Thanks to a $27.5 million grant from the Semiconductor Research Corp., the University of Virginia’s Department of Computer Science is tackling one of the most pressing problems in computer science and engineering — the so-called “memory wall,” reports the Daily Progress.
As health care, science and technology systems grow more and more data-intensive and analytics become more sophisticated, current computer systems are unable to feed data to the processor fast enough, wasting time and energy. That gap between needed power and ability, first articulated by UVa professor emeritus William Wulf and graduate student Sally McKee, is often called the “memory wall.”
The 20 faculty members on Skadron’s team will investigate how to rebuild the entire computer processing system, from better memory chips and wiring to new software that can process complex and fragmented problems. They are focusing on several specific areas of application, including advanced genomics, new cancer biomarkers and predictive home health care.
“The volume of data here, as well as the ways that we have to mine it, are basically impossible to work with in today’s systems,” Skadron said. “But if we can make that tractable, we can help do things like diagnose cancer patients.”
From an economic development perspective, the grant sounds like unalloyed good news. Kevin Skadron, chairman of the computer science department, says that he expects the university will garner some intellectual property rights from the research, providing funding for more research and innovation at the university. Who knows, perhaps UVa’s computer science school will form the nucleus of a Charlottesville-based innovation ecosystem that spins off new enterprises and highly paid private-sector jobs.
The program also could contribute to Virginia’s workforce development. According to a university press release, the center will create opportunities for undergraduate students to get involved in research as well as internships with companies that are program sponsors.
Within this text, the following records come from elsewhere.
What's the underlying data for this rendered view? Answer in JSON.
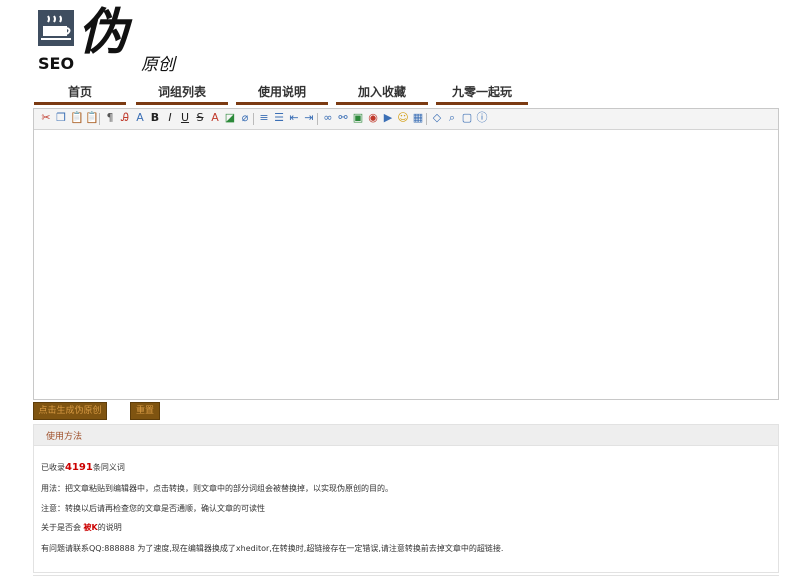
{
  "logo": {
    "seo_text": "SEO",
    "brush_text": "伪",
    "sub_text": "原创"
  },
  "nav": {
    "items": [
      {
        "label": "首页"
      },
      {
        "label": "词组列表"
      },
      {
        "label": "使用说明"
      },
      {
        "label": "加入收藏"
      },
      {
        "label": "九零一起玩"
      }
    ]
  },
  "toolbar": {
    "buttons": [
      {
        "icon": "cut-icon",
        "glyph": "✂",
        "color": "#c0392b"
      },
      {
        "icon": "copy-icon",
        "glyph": "❐",
        "color": "#3b6fb5"
      },
      {
        "icon": "paste-icon",
        "glyph": "📋",
        "color": "#a0763a"
      },
      {
        "icon": "paste-text-icon",
        "glyph": "📋",
        "color": "#a0763a"
      },
      {
        "icon": "block-format-icon",
        "glyph": "¶",
        "color": "#555"
      },
      {
        "icon": "font-family-icon",
        "glyph": "Ꭿ",
        "color": "#c0392b"
      },
      {
        "icon": "font-size-icon",
        "glyph": "A",
        "color": "#3b6fb5"
      },
      {
        "icon": "bold-icon",
        "glyph": "B",
        "color": "#222"
      },
      {
        "icon": "italic-icon",
        "glyph": "I",
        "color": "#222"
      },
      {
        "icon": "underline-icon",
        "glyph": "U",
        "color": "#222"
      },
      {
        "icon": "strikethrough-icon",
        "glyph": "S",
        "color": "#222"
      },
      {
        "icon": "font-color-icon",
        "glyph": "A",
        "color": "#c0392b"
      },
      {
        "icon": "background-color-icon",
        "glyph": "◪",
        "color": "#2c8a3a"
      },
      {
        "icon": "remove-format-icon",
        "glyph": "⌀",
        "color": "#3b6fb5"
      },
      {
        "icon": "align-icon",
        "glyph": "≡",
        "color": "#3b6fb5"
      },
      {
        "icon": "list-icon",
        "glyph": "☰",
        "color": "#3b6fb5"
      },
      {
        "icon": "outdent-icon",
        "glyph": "⇤",
        "color": "#3b6fb5"
      },
      {
        "icon": "indent-icon",
        "glyph": "⇥",
        "color": "#3b6fb5"
      },
      {
        "icon": "link-icon",
        "glyph": "∞",
        "color": "#3b6fb5"
      },
      {
        "icon": "unlink-icon",
        "glyph": "⚯",
        "color": "#3b6fb5"
      },
      {
        "icon": "image-icon",
        "glyph": "▣",
        "color": "#2c8a3a"
      },
      {
        "icon": "flash-icon",
        "glyph": "◉",
        "color": "#c0392b"
      },
      {
        "icon": "media-icon",
        "glyph": "▶",
        "color": "#3b6fb5"
      },
      {
        "icon": "emotion-icon",
        "glyph": "☺",
        "color": "#d4a017"
      },
      {
        "icon": "table-icon",
        "glyph": "▦",
        "color": "#3b6fb5"
      },
      {
        "icon": "source-icon",
        "glyph": "◇",
        "color": "#3b6fb5"
      },
      {
        "icon": "preview-icon",
        "glyph": "⌕",
        "color": "#3b6fb5"
      },
      {
        "icon": "fullscreen-icon",
        "glyph": "▢",
        "color": "#3b6fb5"
      },
      {
        "icon": "about-icon",
        "glyph": "ⓘ",
        "color": "#3b6fb5"
      }
    ]
  },
  "buttons": {
    "generate_label": "点击生成伪原创",
    "reset_label": "重置"
  },
  "usage": {
    "title": "使用方法",
    "line1_prefix": "已收录",
    "line1_count": "4191",
    "line1_suffix": "条同义词",
    "line2": "用法：把文章粘贴到编辑器中，点击转换，则文章中的部分词组会被替换掉，以实现伪原创的目的。",
    "line3": "注意：转换以后请再检查您的文章是否通顺，确认文章的可读性",
    "line4_prefix": "关于是否会",
    "line4_bad": "被K",
    "line4_suffix": "的说明",
    "line5": "有问题请联系QQ:888888 为了速度,现在编辑器换成了xheditor,在转换时,超链接存在一定错误,请注意转换前去掉文章中的超链接."
  },
  "colors": {
    "nav_underline": "#7b3a12",
    "button_bg": "#7f5411",
    "button_text": "#d89a43",
    "count_red": "#cc0000"
  }
}
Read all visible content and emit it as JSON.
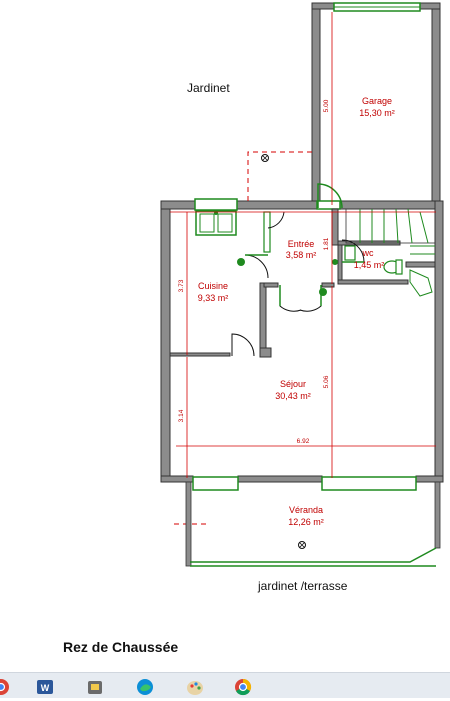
{
  "plan": {
    "outside_top": "Jardinet",
    "outside_bottom": "jardinet /terrasse",
    "caption": "Rez de Chaussée",
    "rooms": {
      "garage": {
        "name": "Garage",
        "area": "15,30 m²"
      },
      "entree": {
        "name": "Entrée",
        "area": "3,58 m²"
      },
      "wc": {
        "name": "wc",
        "area": "1,45 m²"
      },
      "cuisine": {
        "name": "Cuisine",
        "area": "9,33 m²"
      },
      "sejour": {
        "name": "Séjour",
        "area": "30,43 m²"
      },
      "veranda": {
        "name": "Véranda",
        "area": "12,26 m²"
      }
    },
    "dimensions": {
      "garage_depth": "5.00",
      "entree_depth": "1.81",
      "cuisine_depth": "3.73",
      "lower_left_depth": "3.14",
      "sejour_depth": "5.06",
      "total_width": "6.92"
    }
  },
  "colors": {
    "wall": "#8c8c8c",
    "wall_dark": "#333333",
    "window_green": "#1f8a1f",
    "dimension_red": "#d40000"
  },
  "taskbar": {
    "icons": [
      "chrome-icon",
      "word-icon",
      "app-icon",
      "edge-icon",
      "paint-icon",
      "chrome-icon"
    ]
  }
}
Tens of thousands of IT jobs in Virginia are going unfilled, and this program conceivably could increase the supply of qualified workers (although it’s not clear if Ph.D.s with expertise in computer design match up with the skills demanded by Virginia’s IT companies).
Before we get too excited, it’s also worthwhile asking, “Who’s paying for all this?” As the Daily Progress notes, “Over the past few years, UVa’s School of Engineering & Applied Sciences has been pouring investment into cyber infrastructure.”
In other words, UVa had to make a big investment to get the computer-science program to the point where it could attract the “memory wall” research grant. How big of an investment? The Daily Progress did not think to ask, and UVa apparently did not volunteer a number. Moreover, there is the matter of overhead. Research contracts typically allocate a negotiated percentage of the grant to cover overhead such as lab space, computers, the labor-intensive grant-application apparatus, and general administration. It would be useful to know how much this research grant pays for, and whether it fully covers all costs.
In recent posts, Bacon’s Rebellion has asked to what extend university R&D programs are subsidized by undergraduate tuition. Interestingly, the new Center for Research in Intelligent Storage and Processing in Memory, or CRISP, will fund positions for about 100 Ph.D. students. One might infer from the wording of the press release that the graduate-student positions will be fully funded by outside money. If that inference is correct, perhaps we can likewise assume that graduate student stipends are not being subsidized by undergraduate tuition. But we don’t know for sure until someone asks.
UVa and Virginia’s other research universities are not accustomed to much oversight of their research programs. Research institutions have been free to pursue their dreams of R&D glory by running monies through an accounting black box. Meanwhile, state policy is to foster university research, even to support it with General Fund dollars, in the name of economic development, so no one in state government is asking questions.
The Daily Progress reporter didn’t ask where the money is coming from, what investments UVa made to reach the point where it qualified for the grant, and what ongoing obligations it might incur that aren’t covered by the grant. That’s no slight on the reporter — until a few months ago, I would have assumed that the grant meant, “Whoopee! Free money!” Indeed, I still don’t pretend to know how the system works. But I am going up the learning curve, and I’ll keep asking questions.